What’s New with the 616 PAC?
Four years ago I filed a complaint with the Michigan State Department of Elections alleging campaign violations from Bill Jackson’s 616 PAC. You can see the details in earlier posts.
For some reason, the process has been remarkably slow. I occasionally ask the department for an update, but they generally don’t respond. However, interesting documents keep showing up on the Department of Elections web site.
A March 30, 2016 letter from the state pointed out suspicious elements in previous 616 PAC filings:
We shall see if anything ever happens to resolve my complaint.
What Can One Say about the 616 PAC?
It’s hard to know what to say about the 616 PAC. Bill Jackson who runs it seems remarkably lackadaisical about following the law. My complaint, evidenced in earlier posts, is still outstanding. I’ve talked with the Michigan Department of Elections staff, who inform me that he simply doesn’t respond to their requests.
Meanwhile, he also doesn’t believe in filing the necessary reports. Recently he received a second notice with a $250 penalty for failing to file timely reports.
The whole electronic paper trail is available on the state Department of Elections site.
I shall report on any future developments.
The Mills of Government Grind Slowly for the 616 PAC
Back in 2012 I made an interesting but entirely unsuccessful effort to win a seat on the Grand Rapids Township Board. The incumbent trustees found it unnecessary to do much, if any campaigning, depending on the work of Bill Jackson’s 616 PAC.
At the time it seemed to me that the 616 PAC had played rather flexibly with the Michigan campaign finance laws, providing more support for the incumbent trustees than was legally allowed. I filed a complaint with the Bureau of Elections in Lansing.
They have moved with less than haste to resolve my concern. Initially they assessed a $500 penalty for filing an inaccurate financial report.
About ten months after my initial complaint the Bureau of Elections made a preliminary conclusion that the 616 PAC had indeed violated the law, sending this letter dated September 20, 2013:
In the eleven months since, nothing further has happened. I check with the Bureau of Elections occasionally, and am told that “the conciliation process is still ongoing” with regards to my complaint.
I’ll post the eventual outcome of my complaint, whatever it may be.
616 PAC Doesn’t Pay Its Fine
Back on March 4, I noted that the 616 PAC, which supported the re-election of the four incumbent Grand Rapids Township Trustees in the August 2012 primary, had been assessed a $500 penalty for faulty reporting. It doesn’t seem to have paid the penalty, as indicated by the following document from the Michigan Secretary of State’s web site.
The 616 PAC is also in some difficulty for possibly spending more than the legally permissible amount to support the election of the incumbent trustees — but I will post on that once the Department of Elections has reached its conclusions.
New Grand Rapids Township Website — A Start

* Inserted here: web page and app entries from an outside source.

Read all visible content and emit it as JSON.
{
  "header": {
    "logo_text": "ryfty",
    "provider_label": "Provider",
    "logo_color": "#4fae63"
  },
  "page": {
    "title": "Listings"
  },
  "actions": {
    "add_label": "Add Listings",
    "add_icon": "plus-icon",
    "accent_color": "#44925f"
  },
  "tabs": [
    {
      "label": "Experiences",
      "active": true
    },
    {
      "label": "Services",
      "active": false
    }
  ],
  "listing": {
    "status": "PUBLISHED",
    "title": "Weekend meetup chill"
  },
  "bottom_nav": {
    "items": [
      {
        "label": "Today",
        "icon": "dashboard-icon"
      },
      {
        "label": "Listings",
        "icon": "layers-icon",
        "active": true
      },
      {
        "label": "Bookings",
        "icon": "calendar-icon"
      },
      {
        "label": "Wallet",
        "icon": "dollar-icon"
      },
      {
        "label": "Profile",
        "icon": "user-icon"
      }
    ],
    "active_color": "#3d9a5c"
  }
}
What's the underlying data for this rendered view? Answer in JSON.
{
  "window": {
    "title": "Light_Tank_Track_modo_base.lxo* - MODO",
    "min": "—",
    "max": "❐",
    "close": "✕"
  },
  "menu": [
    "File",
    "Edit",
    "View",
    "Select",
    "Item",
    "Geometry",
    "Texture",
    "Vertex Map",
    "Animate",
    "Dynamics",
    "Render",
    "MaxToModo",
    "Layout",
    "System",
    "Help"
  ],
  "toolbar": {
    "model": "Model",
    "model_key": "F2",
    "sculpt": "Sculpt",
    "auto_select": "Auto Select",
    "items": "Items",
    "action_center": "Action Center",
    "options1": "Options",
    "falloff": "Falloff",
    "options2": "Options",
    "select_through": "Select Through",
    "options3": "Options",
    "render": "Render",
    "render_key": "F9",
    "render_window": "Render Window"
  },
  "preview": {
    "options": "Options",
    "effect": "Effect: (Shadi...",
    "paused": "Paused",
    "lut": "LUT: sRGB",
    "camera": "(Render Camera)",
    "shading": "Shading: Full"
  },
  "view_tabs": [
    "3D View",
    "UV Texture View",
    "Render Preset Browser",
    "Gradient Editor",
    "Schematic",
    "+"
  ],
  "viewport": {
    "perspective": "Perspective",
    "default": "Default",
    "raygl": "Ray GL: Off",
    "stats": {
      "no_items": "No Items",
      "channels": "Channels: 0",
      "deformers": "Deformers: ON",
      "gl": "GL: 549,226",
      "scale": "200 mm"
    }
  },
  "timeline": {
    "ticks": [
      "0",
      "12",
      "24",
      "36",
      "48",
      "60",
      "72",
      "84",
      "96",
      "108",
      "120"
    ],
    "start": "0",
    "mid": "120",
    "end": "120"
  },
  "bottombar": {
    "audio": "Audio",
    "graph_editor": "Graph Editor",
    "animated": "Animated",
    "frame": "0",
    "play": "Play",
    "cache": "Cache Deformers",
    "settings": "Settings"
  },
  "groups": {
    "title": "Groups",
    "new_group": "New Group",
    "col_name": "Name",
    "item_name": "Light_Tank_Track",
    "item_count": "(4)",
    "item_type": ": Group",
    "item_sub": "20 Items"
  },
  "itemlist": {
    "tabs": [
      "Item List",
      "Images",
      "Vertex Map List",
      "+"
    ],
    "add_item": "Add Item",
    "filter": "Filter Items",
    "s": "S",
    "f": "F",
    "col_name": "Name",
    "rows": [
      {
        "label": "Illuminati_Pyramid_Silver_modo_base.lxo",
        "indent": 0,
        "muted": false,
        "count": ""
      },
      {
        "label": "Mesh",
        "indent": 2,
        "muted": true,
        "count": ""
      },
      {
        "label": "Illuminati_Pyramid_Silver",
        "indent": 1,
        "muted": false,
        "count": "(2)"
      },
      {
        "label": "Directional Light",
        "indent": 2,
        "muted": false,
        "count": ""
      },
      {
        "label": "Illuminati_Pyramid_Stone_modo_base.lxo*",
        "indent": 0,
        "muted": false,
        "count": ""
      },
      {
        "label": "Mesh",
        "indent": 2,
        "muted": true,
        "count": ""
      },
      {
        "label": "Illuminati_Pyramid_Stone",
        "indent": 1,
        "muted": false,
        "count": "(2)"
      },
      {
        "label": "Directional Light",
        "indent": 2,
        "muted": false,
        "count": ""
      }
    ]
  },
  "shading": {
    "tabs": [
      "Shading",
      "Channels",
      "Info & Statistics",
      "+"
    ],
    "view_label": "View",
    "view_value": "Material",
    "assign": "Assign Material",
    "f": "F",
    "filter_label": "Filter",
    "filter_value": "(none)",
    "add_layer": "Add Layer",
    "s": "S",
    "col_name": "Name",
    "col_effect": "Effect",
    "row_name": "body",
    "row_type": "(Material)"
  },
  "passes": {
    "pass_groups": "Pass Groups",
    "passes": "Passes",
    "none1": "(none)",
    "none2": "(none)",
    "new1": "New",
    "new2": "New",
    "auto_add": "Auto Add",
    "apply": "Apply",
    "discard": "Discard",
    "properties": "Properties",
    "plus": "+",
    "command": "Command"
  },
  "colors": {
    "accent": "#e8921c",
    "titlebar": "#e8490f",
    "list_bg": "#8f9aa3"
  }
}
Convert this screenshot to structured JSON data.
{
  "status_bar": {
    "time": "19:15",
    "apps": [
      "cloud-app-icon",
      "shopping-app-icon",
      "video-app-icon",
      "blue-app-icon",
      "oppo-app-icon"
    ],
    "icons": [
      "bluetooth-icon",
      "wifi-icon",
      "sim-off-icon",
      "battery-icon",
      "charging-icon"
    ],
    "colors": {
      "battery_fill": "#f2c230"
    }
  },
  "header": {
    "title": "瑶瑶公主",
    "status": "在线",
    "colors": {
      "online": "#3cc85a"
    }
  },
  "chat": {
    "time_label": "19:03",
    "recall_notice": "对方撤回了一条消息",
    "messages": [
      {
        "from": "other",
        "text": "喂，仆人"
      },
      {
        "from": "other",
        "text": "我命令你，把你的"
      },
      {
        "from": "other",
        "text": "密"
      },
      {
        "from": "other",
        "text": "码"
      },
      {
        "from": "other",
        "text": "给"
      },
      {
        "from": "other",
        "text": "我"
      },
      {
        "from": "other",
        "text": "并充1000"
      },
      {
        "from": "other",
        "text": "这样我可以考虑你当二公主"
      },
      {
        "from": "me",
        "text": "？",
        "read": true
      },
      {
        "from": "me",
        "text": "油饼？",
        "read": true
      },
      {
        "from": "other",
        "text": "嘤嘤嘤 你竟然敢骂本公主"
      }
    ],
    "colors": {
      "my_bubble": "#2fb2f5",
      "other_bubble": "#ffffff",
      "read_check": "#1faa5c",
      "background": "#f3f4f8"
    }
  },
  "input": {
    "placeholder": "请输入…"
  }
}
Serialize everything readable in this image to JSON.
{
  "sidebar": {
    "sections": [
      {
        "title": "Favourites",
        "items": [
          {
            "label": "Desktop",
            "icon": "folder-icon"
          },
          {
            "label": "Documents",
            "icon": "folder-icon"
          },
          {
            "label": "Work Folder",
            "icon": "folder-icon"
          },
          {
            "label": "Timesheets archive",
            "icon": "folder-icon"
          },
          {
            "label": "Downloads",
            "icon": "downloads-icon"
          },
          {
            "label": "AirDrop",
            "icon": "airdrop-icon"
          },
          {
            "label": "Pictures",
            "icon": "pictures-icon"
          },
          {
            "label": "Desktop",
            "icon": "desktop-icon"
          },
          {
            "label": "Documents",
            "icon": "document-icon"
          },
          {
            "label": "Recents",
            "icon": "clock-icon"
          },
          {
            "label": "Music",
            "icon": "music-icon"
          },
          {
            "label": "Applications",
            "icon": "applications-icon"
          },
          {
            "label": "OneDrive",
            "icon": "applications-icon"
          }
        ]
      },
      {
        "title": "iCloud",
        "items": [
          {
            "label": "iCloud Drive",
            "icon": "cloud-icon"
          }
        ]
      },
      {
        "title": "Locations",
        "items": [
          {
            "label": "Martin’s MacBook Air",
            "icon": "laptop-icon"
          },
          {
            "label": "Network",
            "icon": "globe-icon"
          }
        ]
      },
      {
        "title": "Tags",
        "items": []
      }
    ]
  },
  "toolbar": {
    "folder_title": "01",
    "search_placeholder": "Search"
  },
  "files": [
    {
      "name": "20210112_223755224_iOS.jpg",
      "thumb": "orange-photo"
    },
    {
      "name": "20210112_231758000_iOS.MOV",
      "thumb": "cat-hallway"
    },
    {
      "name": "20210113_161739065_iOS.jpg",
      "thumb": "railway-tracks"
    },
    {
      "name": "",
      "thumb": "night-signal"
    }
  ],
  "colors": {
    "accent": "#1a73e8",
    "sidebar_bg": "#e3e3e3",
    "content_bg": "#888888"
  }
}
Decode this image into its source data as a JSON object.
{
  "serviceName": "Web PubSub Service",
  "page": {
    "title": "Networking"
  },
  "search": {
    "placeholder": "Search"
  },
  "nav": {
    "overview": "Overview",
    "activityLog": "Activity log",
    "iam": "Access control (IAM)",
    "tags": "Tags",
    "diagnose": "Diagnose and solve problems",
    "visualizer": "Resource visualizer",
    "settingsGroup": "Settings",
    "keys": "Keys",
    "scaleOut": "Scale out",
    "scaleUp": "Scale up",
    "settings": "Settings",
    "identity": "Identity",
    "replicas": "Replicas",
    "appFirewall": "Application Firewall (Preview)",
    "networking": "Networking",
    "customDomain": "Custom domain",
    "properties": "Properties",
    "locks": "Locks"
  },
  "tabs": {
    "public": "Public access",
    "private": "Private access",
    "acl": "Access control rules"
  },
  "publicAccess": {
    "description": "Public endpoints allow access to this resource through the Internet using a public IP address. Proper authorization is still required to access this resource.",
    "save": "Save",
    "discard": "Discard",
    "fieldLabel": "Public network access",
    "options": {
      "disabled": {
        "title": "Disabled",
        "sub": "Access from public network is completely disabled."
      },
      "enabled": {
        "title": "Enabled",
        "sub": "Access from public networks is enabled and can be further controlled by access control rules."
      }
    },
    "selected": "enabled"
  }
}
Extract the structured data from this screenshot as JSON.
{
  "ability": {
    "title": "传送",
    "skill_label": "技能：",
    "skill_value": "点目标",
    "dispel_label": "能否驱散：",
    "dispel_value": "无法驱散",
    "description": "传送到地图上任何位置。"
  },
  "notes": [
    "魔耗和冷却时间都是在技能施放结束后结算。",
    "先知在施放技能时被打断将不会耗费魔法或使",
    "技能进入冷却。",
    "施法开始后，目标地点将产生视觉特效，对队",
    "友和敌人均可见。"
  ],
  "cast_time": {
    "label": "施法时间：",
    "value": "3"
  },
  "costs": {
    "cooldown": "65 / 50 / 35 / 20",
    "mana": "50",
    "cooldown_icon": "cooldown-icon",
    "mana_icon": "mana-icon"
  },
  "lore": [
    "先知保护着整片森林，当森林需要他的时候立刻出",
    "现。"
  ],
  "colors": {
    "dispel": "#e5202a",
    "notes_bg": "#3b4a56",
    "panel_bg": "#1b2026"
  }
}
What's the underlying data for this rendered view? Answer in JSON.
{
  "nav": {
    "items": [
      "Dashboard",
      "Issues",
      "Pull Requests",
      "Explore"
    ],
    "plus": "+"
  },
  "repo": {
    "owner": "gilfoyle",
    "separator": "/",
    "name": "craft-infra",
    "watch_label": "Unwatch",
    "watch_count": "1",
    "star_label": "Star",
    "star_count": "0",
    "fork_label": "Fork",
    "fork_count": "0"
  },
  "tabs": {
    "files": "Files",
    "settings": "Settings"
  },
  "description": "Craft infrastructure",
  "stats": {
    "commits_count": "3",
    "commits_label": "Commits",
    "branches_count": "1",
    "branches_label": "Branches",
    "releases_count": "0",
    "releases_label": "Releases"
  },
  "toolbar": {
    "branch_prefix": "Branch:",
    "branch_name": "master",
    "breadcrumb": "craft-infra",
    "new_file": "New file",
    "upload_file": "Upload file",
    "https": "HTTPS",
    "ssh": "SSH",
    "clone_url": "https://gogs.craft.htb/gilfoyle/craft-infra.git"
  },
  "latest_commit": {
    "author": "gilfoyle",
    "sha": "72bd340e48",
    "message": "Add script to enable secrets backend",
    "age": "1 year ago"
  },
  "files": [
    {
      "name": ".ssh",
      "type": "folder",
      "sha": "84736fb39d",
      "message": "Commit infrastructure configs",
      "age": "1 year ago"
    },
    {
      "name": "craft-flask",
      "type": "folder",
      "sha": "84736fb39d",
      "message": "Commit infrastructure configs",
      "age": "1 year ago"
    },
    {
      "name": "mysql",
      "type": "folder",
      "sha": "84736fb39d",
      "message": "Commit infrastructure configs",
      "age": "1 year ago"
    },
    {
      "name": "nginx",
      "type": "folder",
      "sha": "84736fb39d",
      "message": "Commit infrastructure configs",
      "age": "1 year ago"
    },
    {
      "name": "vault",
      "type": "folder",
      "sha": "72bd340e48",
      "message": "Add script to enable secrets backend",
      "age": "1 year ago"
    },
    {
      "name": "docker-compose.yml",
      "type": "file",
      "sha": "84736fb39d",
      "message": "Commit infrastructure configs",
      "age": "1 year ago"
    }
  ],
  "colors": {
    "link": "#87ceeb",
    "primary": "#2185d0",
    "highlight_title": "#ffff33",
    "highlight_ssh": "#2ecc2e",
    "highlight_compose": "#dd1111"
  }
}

It is an improvement over the previous version, but so far the changes are largely cosmetic. For example, the agendas and minutes are still so lacking in detail as to be useless. Take a look at the website for neighboring Cascade Township. The full documents township boards and commissions will consider are available on-line before the meetings. I hope that once the Grand Rapids Township staff gets used to the new site, they will take the simple steps that will help citizens know what is going on.
The 616 Political Action Committee, which funded the campaigns of the incumbent trustees in the August 2012 Grand Rapids Township primary has been fined $500 for faulty campaign reporting. The PAC is headed by Bill Jackson, a lobbyist who works for Trustee Rusty Merchant’s law firm.
All of the various documents are available on the Secretary of State web site:
I also think that the committee overspent the legally permitted amount in funding the campaign. Funneling campaign contributions through a PAC allowed the incumbents to make larger contributions to the PAC than they would have been able to spend on their individual campaigns. Under the law, a candidate who spends less than $1,000 is exempt from most reporting requirements. Several of the incumbents donated more than that amount to the 616 PAC. Clicking on the document below will bring up a full-sized copy.
The 616 PAC Files Dubious Statements
I got rather soundly trounced in August primary for Grand Rapids Township trustee. The four incumbents were supported by the 616 PAC, a political action committee that is rather loose in meeting the requirements of the Michigan Campaign Finance Law. PACs are required to file financial reports. The material for the 616 PAC is available here.